By Patricia Elizee, Esq.

The International Entrepreneur Program (IEP) is back! Under the Obama Administration, the IEP was originally proposed in 2017, which would allow foreign entrepreneurs temporary “parole” to enter the United States for up to 5 years. This means that no formal visa is required to enter the United States. Instead, if the request is approved, you will be able to pick up your travel documents at the U.S consulate in your home country. You may also apply for the status while you are physically inside of the United States.


The Trump Administration suspended the IEP in efforts to constrict immigration flow in the United States. However, on May 10, 2021, DHS announced that they would be continuing with the International Entrepreneur Parole Program which would be consistent with President Biden’s EXECUTIVE ORDER 14012 “RESTORING FAITH IN OUR LEGAL IMMIGRATION SYSTEMS AND STRENGHTENING INTEGRATION AND INCLUSION EFFORTS FOR NEW AMERICANS.”


Under the IE program, parole may be granted to up to three entrepreneurs per start-up entity, as well as their spouses and children. Entrepreneurs granted parole are eligible to work only for their start-up business. About 3,000 people would be eligible for this program each year. Immigration will renew the program if it is successful.


Entrepreneurs applying for parole under this rule must demonstrate that they:

  • Possess a substantial ownership interest in a start-up entity created within the past five years in the United States that has substantial potential for rapid growth and job creation.

  • Have a central and active role in the start-up entity such that they are well-positioned to substantially assist with the growth and success of the business.

  • Will provide a significant public benefit to the United States based on their role as an entrepreneur of the start-up entity by showing that:

  • The start-up entity has received a significant investment of capital of $250,000 from certain qualified U.S. investors with established records of successful investments;

  • The start-up entity has received significant awards or grants for economic development, research and development, or job creation (or other types of grants or awards typically given to start-up entities) from federal, state, or local government entities that regularly provide such awards or grants to start-up entities; or

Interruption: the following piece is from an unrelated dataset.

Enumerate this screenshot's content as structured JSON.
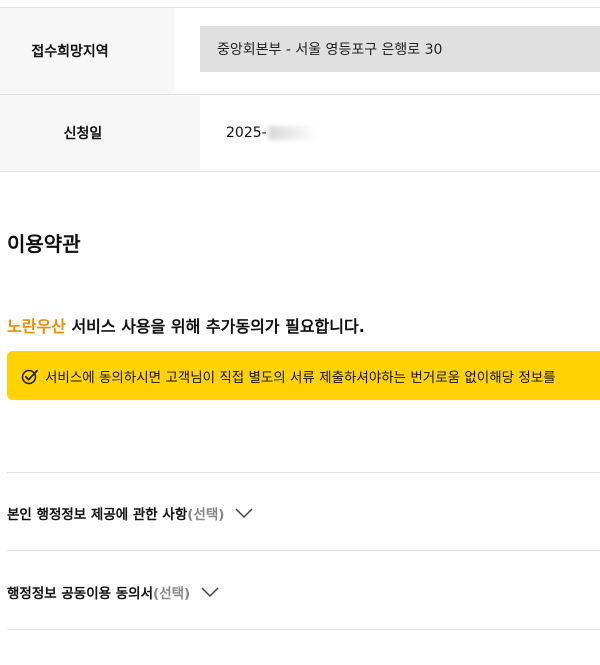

  • They partially meet either or both of the previous two requirements and provide additional reliable and compelling evidence of the start-up entity’s substantial potential for rapid growth and job creation.

  • Otherwise merit a favorable exercise of discretion.

A spouse or child of an entrepreneur applying for parole under this rule must demonstrate that he or she:

  • Is independently eligible for parole based on significant public benefit or urgent humanitarian reasons; and

  • Merits a favorable exercise of discretion.

According to the USCIS Director Tracy Renaud “Immigrants in the United States have a long history of entrepreneurship, hard work, and creativity, and their contributions to this nation are incredibly valuable, the International Entrepreneur parole program goes hand-in-hand with our nation’s spirit of welcoming entrepreneurship and USCIS encourages those who are eligible to take advantage of the program.”


How to apply for the IEP

Please keep in mind that the International Entrepreneur Parole Program is new. This is a great option for those who do qualify for another business visa. USCIS is currently hosting teleconferences and webinars to educate the community on the program. It is expected that this program will benefit many immigrants in the tech industry and venture capital because you have to show that you are a start-up company that has already raised a significant amount of funds either through angel investors or grants. Keep in mind that the immigrant must have at least a 10 percent ownership interest in the company and must place a central role in the start-up.


Patricia Elizee is the managing attorney of the Elizee Law Firm. She focuses on immigration and family law cases. You may contact at the firm at ph: 305-371-8846. The Firm is located at 1110 Brickell Avenue, Suite 315, Miami, Florida 33131.